“You will get the same number of Muslim women from here, that you sent us over from Lahore,” one police officer said.
“We are not concerned with your work. We do not wish to send Indian women back from Pakistan,” said another.
Courts in both India and Pakistan ruled repeatedly that they would stop cooperating with the recovery workers in order to keep women in the country, only for these judgments to be reversed either through bilateral agreements or by Supreme Court verdicts.

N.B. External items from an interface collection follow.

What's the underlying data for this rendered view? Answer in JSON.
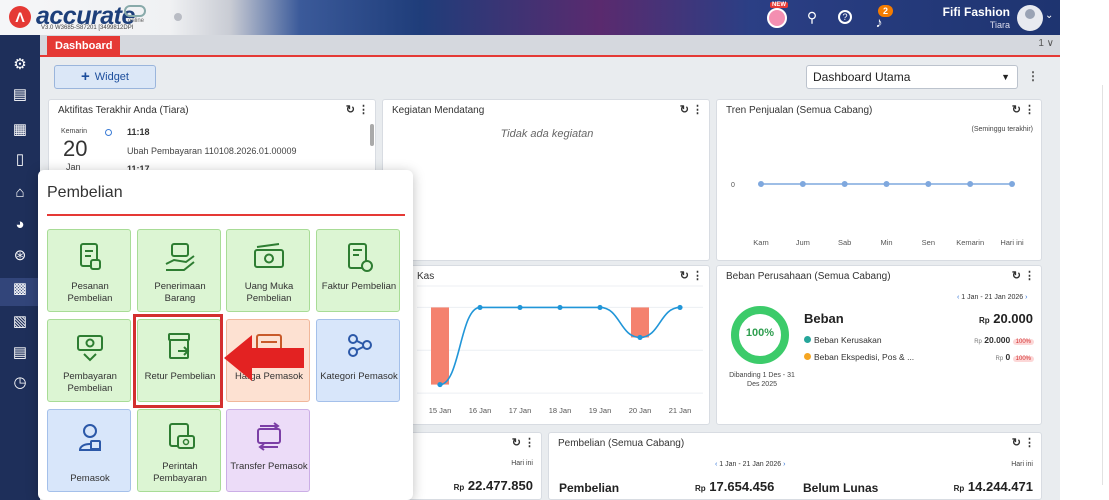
{
  "app": {
    "brand": "accurate",
    "brand_sub": "online",
    "version": "V3.0 W3685-S87201 [3499812DPI",
    "new_badge": "NEW",
    "notif_count": "2",
    "user_name": "Fifi Fashion",
    "user_role": "Tiara",
    "accent": "#e53935",
    "nav_color": "#1e2f5a"
  },
  "icons": {
    "sidebar": [
      "gear-icon",
      "inbox-icon",
      "building-icon",
      "phone-icon",
      "bank-icon",
      "money-bag-icon",
      "cart-icon",
      "truck-icon",
      "ledger-icon",
      "report-icon",
      "gauge-icon"
    ],
    "topbar": [
      "mascot-icon",
      "search-icon",
      "help-icon",
      "bell-icon",
      "avatar-icon"
    ]
  },
  "tabs": {
    "active": "Dashboard",
    "count": "1 ∨"
  },
  "toolbar": {
    "widget_label": "Widget",
    "dashboard_select": "Dashboard Utama"
  },
  "activity": {
    "title": "Aktifitas Terakhir Anda (Tiara)",
    "day_word": "Kemarin",
    "day_num": "20",
    "month": "Jan",
    "time1": "11:18",
    "desc1": "Ubah Pembayaran 110108.2026.01.00009",
    "time2": "11:17"
  },
  "events": {
    "title": "Kegiatan Mendatang",
    "empty": "Tidak ada kegiatan"
  },
  "sales_trend": {
    "title": "Tren Penjualan (Semua Cabang)",
    "period": "(Seminggu terakhir)"
  },
  "kas": {
    "title": "Kas"
  },
  "expense": {
    "title": "Beban Perusahaan (Semua Cabang)",
    "range": "1 Jan - 21 Jan 2026",
    "percent": "100%",
    "compare": "Dibanding 1 Des - 31 Des 2025",
    "heading": "Beban",
    "currency": "Rp",
    "total": "20.000",
    "items": [
      {
        "name": "Beban Kerusakan",
        "value": "20.000",
        "pct": "100%",
        "color": "#26a69a"
      },
      {
        "name": "Beban Ekspedisi, Pos & ...",
        "value": "0",
        "pct": "100%",
        "color": "#f5a623"
      }
    ]
  },
  "bottom_left": {
    "label": "Hari ini",
    "currency": "Rp",
    "value": "22.477.850"
  },
  "purchases": {
    "title": "Pembelian (Semua Cabang)",
    "range": "1 Jan - 21 Jan 2026",
    "today": "Hari ini",
    "label1": "Pembelian",
    "currency": "Rp",
    "value1": "17.654.456",
    "label2": "Belum Lunas",
    "value2": "14.244.471"
  },
  "popup": {
    "title": "Pembelian",
    "tiles": [
      {
        "label": "Pesanan Pembelian",
        "icon": "purchase-order-icon",
        "color": "green"
      },
      {
        "label": "Penerimaan Barang",
        "icon": "goods-receipt-icon",
        "color": "green"
      },
      {
        "label": "Uang Muka Pembelian",
        "icon": "cash-advance-icon",
        "color": "green"
      },
      {
        "label": "Faktur Pembelian",
        "icon": "invoice-icon",
        "color": "green"
      },
      {
        "label": "Pembayaran Pembelian",
        "icon": "payment-icon",
        "color": "green"
      },
      {
        "label": "Retur Pembelian",
        "icon": "return-icon",
        "color": "green"
      },
      {
        "label": "Harga Pemasok",
        "icon": "supplier-price-icon",
        "color": "orange"
      },
      {
        "label": "Kategori Pemasok",
        "icon": "supplier-category-icon",
        "color": "blue"
      },
      {
        "label": "Pemasok",
        "icon": "supplier-icon",
        "color": "blue"
      },
      {
        "label": "Perintah Pembayaran",
        "icon": "payment-order-icon",
        "color": "green"
      },
      {
        "label": "Transfer Pemasok",
        "icon": "transfer-icon",
        "color": "purple"
      }
    ]
  },
  "chart_data": [
    {
      "type": "line",
      "title": "Tren Penjualan (Semua Cabang)",
      "categories": [
        "Kam",
        "Jum",
        "Sab",
        "Min",
        "Sen",
        "Kemarin",
        "Hari ini"
      ],
      "series": [
        {
          "values": [
            0,
            0,
            0,
            0,
            0,
            0,
            0
          ]
        }
      ],
      "ytick": "0",
      "color": "#7fa8de"
    },
    {
      "type": "bar",
      "title": "Kas",
      "categories": [
        "15 Jan",
        "16 Jan",
        "17 Jan",
        "18 Jan",
        "19 Jan",
        "20 Jan",
        "21 Jan"
      ],
      "line_values": [
        -0.9,
        0,
        0,
        0,
        0,
        -0.35,
        0
      ],
      "bars": [
        {
          "category": "15 Jan",
          "low": -0.9,
          "high": 0
        },
        {
          "category": "20 Jan",
          "low": -0.35,
          "high": 0
        }
      ],
      "ylim": [
        -1.15,
        0.25
      ],
      "bar_color": "#f4826e",
      "line_color": "#2196d8"
    }
  ]
}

Veera’s tribunal sent her back to India, where she ultimately remarried and had children. Sudarshana decided to return to Delhi, changed her mind, and ultimately returned to Lahore. But as an educated woman with a degree and both a powerful father and a husband, Sudarshana’s story is far from typical. Veera’s ambivalence is more typical, though she too was privileged in a way, coming from a family that welcomed her home after her first marriage and helped her build a new life. One unnamed Muslim girl from Alwar said to officials, “I cannot make up my mind. I am all confused. I will do what you tell me.”
2016. When my student was allowed to return to school, she was required to write a letter of apology to the principal for her poor character. She alternated between a need for complete privacy and a desire to share her experience with her peers. She was picked up and dropped off at school by a parent or her brother daily, which she sometimes found comforting and other times constraining. She completed secondary school and is currently enrolled in a junior college in Mumbai.
To date, there are centers that still house women who survived the violence of Partition and have not been reunited with their families. Most have no memories of how they arrived at the ashrams and resettlement centers where many still live. Others reject the assumptions that come with the label ‘abducted woman’ and set themselves apart from the rest.
2020. I don’t put myself in this narrative to imply in any way that the work I do is comparable to that of the social workers who rescued thousands of women from abuse, rape, and slaughter. It is not. But I am an educator, not a historian, and these stories resonated with me because they capture the difficulties of working with flawed policy, the tensions between personal ethics and professional necessities, the discomfort of having privilege relative to the communities we serve, and the importance of telling and amplifying the stories of others with our privilege, rather than emphasizing our own. I interweave myself into this narrative to be honest about the project and my interest in it.